As promised, here is a summary of the FEA 101 session that Richard conducted at the COSSUG meeting in Westerville, OH this week:
The session involved a basic discussion of what the finite element method is, and why a user should opt for it. The fundamentals of finite elements were established as a process of breaking down a structure into smaller segments in order to capture its response to loading conditions. This breakdown relates to the process called meshing where the model now is made up of elements and nodes (corner points on elements). The roots of this process were traced back to the mathematics that governs stresses and strains.
Rearranging the terms,
In other words, it can be said that any structure behaves very similar to a spring mass system, where F is the external force, k is the stiffness of the structure (contributed by the material and the geometry), and x is the displacement response to the instigating force.
The above principles were extended to the displacements of the nodes created in the mesh, thus depicting the deflection of the structure to the applied loads.
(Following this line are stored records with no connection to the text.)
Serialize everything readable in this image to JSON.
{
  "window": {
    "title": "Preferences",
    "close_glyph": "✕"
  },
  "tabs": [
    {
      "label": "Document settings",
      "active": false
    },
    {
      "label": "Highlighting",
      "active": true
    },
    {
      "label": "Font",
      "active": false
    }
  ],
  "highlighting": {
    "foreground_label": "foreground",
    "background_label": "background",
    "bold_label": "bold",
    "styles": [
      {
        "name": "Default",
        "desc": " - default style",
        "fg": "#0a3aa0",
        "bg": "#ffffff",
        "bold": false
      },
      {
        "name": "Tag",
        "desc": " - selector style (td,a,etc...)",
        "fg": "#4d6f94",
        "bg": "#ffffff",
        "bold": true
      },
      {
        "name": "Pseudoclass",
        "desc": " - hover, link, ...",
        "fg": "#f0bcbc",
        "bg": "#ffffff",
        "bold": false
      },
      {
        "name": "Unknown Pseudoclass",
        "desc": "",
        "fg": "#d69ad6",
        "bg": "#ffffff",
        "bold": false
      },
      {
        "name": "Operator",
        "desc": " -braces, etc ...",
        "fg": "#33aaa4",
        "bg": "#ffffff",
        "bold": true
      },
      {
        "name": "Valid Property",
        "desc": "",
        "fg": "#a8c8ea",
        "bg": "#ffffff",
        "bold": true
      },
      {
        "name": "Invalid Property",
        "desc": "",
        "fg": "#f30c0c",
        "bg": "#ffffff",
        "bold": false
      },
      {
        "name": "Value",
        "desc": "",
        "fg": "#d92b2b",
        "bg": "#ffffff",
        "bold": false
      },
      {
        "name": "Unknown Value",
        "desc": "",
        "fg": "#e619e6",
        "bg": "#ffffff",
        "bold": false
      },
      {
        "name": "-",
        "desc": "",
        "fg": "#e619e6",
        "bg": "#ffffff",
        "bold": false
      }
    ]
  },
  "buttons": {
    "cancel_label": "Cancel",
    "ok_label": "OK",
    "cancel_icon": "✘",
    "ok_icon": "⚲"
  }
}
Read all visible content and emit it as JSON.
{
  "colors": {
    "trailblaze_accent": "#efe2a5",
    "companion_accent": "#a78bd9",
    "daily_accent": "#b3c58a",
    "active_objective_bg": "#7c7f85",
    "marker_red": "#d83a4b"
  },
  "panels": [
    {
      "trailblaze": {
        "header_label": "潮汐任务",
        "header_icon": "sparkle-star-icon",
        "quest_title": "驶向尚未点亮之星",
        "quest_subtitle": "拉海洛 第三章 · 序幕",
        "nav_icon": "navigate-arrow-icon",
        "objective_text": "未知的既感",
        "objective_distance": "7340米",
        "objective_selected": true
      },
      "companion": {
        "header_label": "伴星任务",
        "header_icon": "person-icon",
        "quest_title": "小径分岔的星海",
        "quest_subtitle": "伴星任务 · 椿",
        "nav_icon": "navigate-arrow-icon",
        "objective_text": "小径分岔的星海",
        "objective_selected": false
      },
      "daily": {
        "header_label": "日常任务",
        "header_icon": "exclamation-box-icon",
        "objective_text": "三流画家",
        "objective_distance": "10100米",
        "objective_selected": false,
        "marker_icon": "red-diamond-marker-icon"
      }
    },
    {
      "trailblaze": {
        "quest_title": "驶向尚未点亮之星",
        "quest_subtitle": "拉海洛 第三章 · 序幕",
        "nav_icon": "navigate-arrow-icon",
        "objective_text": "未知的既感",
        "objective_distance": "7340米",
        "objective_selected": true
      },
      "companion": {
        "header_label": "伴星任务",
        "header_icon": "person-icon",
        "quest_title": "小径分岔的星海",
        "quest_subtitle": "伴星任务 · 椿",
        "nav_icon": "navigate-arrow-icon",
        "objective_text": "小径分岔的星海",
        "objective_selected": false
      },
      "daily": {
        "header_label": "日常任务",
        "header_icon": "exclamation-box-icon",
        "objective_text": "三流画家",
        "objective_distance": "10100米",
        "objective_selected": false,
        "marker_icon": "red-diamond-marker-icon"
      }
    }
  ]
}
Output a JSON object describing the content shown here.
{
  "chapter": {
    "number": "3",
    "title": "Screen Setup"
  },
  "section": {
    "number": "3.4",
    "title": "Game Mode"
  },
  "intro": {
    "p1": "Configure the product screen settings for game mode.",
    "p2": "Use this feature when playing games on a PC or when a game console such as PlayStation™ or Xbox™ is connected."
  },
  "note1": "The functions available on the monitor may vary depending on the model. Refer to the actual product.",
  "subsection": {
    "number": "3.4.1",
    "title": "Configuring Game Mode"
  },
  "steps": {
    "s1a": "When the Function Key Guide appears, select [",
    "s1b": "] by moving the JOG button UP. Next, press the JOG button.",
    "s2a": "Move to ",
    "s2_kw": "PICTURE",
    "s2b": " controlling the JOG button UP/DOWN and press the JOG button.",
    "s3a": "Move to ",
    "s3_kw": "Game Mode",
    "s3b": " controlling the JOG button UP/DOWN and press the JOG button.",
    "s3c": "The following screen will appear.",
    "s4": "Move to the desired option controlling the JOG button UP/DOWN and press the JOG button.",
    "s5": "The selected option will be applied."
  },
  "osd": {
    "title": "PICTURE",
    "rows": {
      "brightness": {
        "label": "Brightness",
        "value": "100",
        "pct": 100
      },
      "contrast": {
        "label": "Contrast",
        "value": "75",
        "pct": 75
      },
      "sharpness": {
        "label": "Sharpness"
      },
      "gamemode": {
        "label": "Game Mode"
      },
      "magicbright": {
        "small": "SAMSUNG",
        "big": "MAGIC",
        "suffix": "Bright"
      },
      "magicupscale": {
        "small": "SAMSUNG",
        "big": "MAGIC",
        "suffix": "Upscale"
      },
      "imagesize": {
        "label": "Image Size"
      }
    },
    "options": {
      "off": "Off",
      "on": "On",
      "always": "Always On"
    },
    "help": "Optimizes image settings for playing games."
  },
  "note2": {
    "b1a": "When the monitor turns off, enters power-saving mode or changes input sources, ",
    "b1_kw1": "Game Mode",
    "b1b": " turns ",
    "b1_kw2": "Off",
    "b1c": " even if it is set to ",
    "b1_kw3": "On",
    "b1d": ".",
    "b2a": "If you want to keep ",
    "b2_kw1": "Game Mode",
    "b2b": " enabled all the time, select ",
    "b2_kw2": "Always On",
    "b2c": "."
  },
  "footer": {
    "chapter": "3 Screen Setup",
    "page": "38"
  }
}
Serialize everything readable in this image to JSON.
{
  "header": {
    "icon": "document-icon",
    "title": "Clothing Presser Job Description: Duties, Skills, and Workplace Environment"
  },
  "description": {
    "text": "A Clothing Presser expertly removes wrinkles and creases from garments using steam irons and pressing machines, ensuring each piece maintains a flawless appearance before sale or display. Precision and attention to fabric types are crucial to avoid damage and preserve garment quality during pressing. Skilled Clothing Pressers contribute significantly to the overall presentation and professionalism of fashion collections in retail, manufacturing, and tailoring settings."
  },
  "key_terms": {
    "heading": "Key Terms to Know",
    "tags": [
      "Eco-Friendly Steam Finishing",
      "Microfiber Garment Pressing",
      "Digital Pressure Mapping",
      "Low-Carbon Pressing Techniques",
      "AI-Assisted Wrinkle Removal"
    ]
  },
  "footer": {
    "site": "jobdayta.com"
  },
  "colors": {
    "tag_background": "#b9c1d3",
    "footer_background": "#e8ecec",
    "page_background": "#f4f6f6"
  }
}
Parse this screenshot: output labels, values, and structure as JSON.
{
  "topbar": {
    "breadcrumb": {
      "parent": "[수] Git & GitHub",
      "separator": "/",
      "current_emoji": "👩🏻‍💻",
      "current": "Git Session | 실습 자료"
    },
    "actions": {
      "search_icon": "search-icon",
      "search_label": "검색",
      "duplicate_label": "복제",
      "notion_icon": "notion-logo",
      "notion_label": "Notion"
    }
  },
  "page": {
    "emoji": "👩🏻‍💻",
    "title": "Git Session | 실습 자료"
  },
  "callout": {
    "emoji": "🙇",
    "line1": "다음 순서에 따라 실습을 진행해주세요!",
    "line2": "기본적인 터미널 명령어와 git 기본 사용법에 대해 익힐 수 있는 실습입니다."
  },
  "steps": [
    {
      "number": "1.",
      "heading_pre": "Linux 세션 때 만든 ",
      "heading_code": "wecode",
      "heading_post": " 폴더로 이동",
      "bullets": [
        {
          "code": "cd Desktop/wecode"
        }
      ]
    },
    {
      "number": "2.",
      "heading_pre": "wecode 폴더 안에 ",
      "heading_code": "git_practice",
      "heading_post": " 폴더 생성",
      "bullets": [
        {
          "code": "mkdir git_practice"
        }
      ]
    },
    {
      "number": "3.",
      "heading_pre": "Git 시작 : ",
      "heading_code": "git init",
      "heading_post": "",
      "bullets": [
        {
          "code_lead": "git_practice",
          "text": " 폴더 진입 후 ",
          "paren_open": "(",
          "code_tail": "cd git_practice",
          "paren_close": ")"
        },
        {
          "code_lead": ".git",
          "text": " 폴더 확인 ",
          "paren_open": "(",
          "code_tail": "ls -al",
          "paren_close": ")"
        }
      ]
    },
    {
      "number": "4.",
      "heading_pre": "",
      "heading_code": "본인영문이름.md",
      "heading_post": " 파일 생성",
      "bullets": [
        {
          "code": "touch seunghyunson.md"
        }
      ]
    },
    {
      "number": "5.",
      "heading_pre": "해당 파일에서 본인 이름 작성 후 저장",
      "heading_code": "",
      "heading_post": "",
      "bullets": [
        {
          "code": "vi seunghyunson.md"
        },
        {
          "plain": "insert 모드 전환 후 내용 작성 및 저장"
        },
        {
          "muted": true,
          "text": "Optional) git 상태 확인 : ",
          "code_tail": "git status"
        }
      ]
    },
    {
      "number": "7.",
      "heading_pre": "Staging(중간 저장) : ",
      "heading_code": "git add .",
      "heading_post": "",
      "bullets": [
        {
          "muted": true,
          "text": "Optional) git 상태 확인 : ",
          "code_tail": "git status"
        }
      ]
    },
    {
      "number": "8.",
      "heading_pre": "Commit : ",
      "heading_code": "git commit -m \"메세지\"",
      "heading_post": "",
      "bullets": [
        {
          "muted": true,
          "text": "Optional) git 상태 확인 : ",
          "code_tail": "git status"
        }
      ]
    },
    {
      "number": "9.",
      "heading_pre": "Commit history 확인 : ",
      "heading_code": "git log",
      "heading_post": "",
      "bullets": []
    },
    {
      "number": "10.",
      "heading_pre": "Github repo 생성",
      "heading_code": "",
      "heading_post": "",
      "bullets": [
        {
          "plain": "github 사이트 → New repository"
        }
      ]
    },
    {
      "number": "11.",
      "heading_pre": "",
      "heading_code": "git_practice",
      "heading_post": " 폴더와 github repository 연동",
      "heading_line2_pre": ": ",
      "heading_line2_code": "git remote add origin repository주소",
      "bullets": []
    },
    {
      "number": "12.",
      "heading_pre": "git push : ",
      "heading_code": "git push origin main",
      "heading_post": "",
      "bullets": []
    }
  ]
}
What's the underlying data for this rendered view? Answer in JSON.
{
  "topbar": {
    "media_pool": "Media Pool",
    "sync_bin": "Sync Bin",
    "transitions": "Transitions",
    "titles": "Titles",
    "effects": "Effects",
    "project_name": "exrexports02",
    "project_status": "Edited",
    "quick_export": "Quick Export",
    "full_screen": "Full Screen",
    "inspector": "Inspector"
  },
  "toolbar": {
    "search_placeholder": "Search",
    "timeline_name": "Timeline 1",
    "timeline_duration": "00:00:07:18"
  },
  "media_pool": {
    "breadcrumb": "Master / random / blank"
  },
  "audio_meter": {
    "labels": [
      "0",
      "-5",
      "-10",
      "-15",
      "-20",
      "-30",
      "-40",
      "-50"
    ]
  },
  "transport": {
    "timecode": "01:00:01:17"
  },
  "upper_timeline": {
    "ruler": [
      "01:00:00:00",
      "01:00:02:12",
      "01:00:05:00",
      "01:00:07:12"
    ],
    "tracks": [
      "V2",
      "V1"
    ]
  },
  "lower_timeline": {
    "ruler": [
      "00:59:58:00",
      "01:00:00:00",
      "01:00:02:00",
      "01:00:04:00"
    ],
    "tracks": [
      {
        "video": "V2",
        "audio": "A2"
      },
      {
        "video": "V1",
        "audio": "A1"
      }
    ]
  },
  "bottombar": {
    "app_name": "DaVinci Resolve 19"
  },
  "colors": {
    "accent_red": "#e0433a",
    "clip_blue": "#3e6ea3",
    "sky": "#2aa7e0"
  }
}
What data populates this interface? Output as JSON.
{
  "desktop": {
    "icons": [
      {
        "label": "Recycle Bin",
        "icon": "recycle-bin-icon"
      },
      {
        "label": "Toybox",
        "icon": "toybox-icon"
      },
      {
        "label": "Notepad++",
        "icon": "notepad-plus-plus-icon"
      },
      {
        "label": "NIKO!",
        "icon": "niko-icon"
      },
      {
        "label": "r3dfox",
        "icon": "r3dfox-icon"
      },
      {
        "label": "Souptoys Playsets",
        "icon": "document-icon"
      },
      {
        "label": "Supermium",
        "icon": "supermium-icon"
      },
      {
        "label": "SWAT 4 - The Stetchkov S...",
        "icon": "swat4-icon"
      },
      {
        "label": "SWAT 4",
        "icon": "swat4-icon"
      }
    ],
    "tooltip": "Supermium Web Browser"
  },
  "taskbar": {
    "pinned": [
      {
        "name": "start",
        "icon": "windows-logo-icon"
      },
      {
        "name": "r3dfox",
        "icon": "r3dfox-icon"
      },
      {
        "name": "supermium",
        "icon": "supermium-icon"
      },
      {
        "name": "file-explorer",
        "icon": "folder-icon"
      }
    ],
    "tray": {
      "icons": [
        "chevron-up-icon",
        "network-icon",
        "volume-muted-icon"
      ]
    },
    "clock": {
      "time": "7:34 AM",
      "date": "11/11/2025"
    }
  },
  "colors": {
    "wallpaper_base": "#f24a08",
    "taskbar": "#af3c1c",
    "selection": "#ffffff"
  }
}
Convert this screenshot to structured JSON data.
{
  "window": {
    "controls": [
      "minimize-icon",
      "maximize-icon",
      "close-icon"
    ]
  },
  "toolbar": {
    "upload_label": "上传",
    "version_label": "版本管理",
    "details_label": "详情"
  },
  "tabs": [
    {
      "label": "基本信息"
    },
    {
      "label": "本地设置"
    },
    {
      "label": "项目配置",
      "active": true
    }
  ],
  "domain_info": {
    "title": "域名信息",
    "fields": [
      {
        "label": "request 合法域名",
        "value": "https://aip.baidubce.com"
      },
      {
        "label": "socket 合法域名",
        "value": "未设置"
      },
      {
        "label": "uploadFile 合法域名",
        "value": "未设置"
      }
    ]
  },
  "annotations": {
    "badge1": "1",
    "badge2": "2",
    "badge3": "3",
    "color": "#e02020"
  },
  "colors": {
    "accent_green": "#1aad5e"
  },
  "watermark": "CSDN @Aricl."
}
Once the resulting deflections are determined, the strains and subsequently the stresses are captured in the geometry.
The discussion moved on to understanding the different meshes that can be created inside Simulation, and how the nature of the geometry (solid structures v. sheetmetal v. weldments) dictates the type of mesh to be created. The topic of converged results crept into the picture here, and hence the topic of refining meshes progressively to study stress/energy norm convergence was brought up.
The different steps in setting up a finite element problem were discussed in good detail:
1. Definition of the study – determining the type of analysis to perform based on the desired results (static, non-linear, linear dynamics for stresses and deflection, thermal for temperature, frequency for resonant frequencies, etc.)
2. Material – determining the type of material to use, its underlying assumptions, and the required material properties for the type of study
3. Fixtures (Restraints) – specifying the locations in the geometry where the structure is constrained from freely moving
4. Connections (contacts/connectors) – locating areas of existing/potential contact and also connecting multiple bodies together with virtual fasteners
5. External Loads (forces/pressure etc.) – indicating regions where the load acts on the design, and the nature of the loads
6. Meshing, running the analysis and viewing the results
Finally, there was a good amount of time invested in understanding what SimulationXpress offers (the free FEA introductory tool inside every seat of SolidWorks), and what its limitations are.
The seminar ended on a summary of some neat tips and tricks shown at SOLIDWORKS World this year. The discussion on the limitations of SimulationXpress will form the basis of the first part of FEA 201 next week, which will help lead into the full-blown Simulation Portfolio.
I will post some key take-aways from the session in my next post!!